Work request> Which lines of the records below contain the string "description"? Report each of them.

○ ○ ○ ○ ○ ○ ○

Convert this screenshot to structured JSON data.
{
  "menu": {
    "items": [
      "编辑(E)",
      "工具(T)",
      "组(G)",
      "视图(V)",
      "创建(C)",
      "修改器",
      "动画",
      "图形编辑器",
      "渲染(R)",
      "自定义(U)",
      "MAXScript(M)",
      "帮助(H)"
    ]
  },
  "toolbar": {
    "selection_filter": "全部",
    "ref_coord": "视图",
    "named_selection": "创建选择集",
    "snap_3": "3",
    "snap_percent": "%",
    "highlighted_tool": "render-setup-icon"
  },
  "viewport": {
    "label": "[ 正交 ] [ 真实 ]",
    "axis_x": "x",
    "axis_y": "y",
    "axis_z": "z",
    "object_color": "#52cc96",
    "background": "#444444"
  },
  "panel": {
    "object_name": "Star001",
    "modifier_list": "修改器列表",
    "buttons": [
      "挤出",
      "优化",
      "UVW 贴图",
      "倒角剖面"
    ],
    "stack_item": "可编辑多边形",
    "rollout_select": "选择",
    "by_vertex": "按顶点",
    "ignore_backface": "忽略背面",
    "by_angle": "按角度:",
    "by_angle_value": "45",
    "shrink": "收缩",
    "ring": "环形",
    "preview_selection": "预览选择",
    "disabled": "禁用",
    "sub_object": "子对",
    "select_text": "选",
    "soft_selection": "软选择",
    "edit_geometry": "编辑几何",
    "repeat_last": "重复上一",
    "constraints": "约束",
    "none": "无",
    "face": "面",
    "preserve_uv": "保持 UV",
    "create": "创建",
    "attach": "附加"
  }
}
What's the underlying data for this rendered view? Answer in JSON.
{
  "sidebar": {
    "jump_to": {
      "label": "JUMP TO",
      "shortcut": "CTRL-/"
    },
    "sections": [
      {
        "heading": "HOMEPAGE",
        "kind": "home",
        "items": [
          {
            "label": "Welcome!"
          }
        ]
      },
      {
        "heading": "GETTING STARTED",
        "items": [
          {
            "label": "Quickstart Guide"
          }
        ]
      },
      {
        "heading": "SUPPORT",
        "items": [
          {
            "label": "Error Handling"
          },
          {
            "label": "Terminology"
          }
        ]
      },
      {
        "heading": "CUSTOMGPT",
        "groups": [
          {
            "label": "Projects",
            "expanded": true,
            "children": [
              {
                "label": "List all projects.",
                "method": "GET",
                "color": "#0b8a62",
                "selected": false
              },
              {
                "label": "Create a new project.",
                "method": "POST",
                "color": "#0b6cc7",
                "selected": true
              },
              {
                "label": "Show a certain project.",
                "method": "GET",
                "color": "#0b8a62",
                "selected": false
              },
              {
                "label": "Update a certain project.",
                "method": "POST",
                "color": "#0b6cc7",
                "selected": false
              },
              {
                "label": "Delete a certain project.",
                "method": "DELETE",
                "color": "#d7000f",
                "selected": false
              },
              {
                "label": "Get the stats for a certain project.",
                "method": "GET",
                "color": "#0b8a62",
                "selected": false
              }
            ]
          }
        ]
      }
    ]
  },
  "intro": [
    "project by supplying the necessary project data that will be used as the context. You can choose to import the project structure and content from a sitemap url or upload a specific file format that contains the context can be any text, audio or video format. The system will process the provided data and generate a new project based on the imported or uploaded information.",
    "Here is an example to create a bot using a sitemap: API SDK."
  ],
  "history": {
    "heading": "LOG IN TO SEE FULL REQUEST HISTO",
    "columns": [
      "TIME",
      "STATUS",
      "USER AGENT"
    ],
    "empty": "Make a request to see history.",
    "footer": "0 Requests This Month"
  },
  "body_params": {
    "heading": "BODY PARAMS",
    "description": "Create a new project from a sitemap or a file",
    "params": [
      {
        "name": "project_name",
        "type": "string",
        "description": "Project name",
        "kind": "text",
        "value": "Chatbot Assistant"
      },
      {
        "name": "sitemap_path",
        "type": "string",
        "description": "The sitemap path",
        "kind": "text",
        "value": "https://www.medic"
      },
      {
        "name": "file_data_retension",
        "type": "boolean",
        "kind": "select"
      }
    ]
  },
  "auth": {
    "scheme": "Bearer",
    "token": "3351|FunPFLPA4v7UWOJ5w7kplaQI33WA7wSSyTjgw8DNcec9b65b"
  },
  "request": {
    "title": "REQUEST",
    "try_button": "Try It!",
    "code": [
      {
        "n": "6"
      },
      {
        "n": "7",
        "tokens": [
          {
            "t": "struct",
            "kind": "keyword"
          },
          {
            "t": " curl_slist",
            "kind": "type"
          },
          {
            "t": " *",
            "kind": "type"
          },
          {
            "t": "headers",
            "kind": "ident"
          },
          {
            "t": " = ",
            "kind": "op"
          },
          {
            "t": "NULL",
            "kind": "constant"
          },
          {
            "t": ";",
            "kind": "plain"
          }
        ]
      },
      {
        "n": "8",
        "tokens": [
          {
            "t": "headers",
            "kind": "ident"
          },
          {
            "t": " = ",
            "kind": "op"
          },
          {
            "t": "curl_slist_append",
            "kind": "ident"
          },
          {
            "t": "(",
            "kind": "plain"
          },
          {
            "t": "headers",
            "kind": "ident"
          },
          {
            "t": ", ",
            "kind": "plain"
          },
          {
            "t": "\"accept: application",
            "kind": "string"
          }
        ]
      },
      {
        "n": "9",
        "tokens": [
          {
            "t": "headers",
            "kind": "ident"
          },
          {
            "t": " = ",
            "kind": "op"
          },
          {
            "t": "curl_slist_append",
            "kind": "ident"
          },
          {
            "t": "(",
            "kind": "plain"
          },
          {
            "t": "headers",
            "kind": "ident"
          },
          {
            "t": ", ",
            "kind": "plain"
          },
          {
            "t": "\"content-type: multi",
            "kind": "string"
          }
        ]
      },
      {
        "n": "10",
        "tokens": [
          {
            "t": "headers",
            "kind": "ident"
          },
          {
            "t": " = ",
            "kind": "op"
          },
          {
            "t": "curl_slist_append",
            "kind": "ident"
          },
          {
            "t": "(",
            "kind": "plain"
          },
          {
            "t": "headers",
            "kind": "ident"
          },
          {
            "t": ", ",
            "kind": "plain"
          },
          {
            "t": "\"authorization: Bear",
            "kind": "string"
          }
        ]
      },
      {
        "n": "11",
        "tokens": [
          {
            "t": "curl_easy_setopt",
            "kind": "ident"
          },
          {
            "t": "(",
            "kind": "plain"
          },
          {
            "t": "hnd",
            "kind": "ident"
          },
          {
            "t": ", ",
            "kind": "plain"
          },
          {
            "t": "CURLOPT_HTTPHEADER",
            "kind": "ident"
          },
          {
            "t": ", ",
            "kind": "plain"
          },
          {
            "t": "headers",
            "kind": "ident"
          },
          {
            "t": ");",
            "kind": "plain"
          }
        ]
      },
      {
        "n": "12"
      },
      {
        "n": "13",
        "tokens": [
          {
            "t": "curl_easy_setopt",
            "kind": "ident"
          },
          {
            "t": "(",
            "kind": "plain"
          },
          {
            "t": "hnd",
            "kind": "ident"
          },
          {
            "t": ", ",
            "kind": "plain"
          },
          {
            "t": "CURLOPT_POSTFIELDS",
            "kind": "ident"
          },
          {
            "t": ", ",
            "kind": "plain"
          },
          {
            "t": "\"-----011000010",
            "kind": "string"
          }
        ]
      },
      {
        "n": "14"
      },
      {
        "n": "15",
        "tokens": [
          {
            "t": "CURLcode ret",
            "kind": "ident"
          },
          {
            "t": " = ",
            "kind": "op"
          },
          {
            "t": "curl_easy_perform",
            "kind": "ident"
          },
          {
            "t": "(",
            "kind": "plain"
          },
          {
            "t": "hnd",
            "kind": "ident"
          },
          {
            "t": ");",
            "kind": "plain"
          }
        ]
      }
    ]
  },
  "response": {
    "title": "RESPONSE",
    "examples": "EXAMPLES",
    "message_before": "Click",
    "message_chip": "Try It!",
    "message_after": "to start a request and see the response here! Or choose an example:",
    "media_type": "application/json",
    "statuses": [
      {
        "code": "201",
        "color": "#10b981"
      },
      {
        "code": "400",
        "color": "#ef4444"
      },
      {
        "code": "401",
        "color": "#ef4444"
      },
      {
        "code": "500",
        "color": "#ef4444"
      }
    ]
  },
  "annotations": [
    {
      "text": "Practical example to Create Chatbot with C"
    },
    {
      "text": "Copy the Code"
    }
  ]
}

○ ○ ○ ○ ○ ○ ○

Your solution>
    "description": "Create a new project from a sitemap or a file",
        "description": "Project name",
        "description": "The sitemap path",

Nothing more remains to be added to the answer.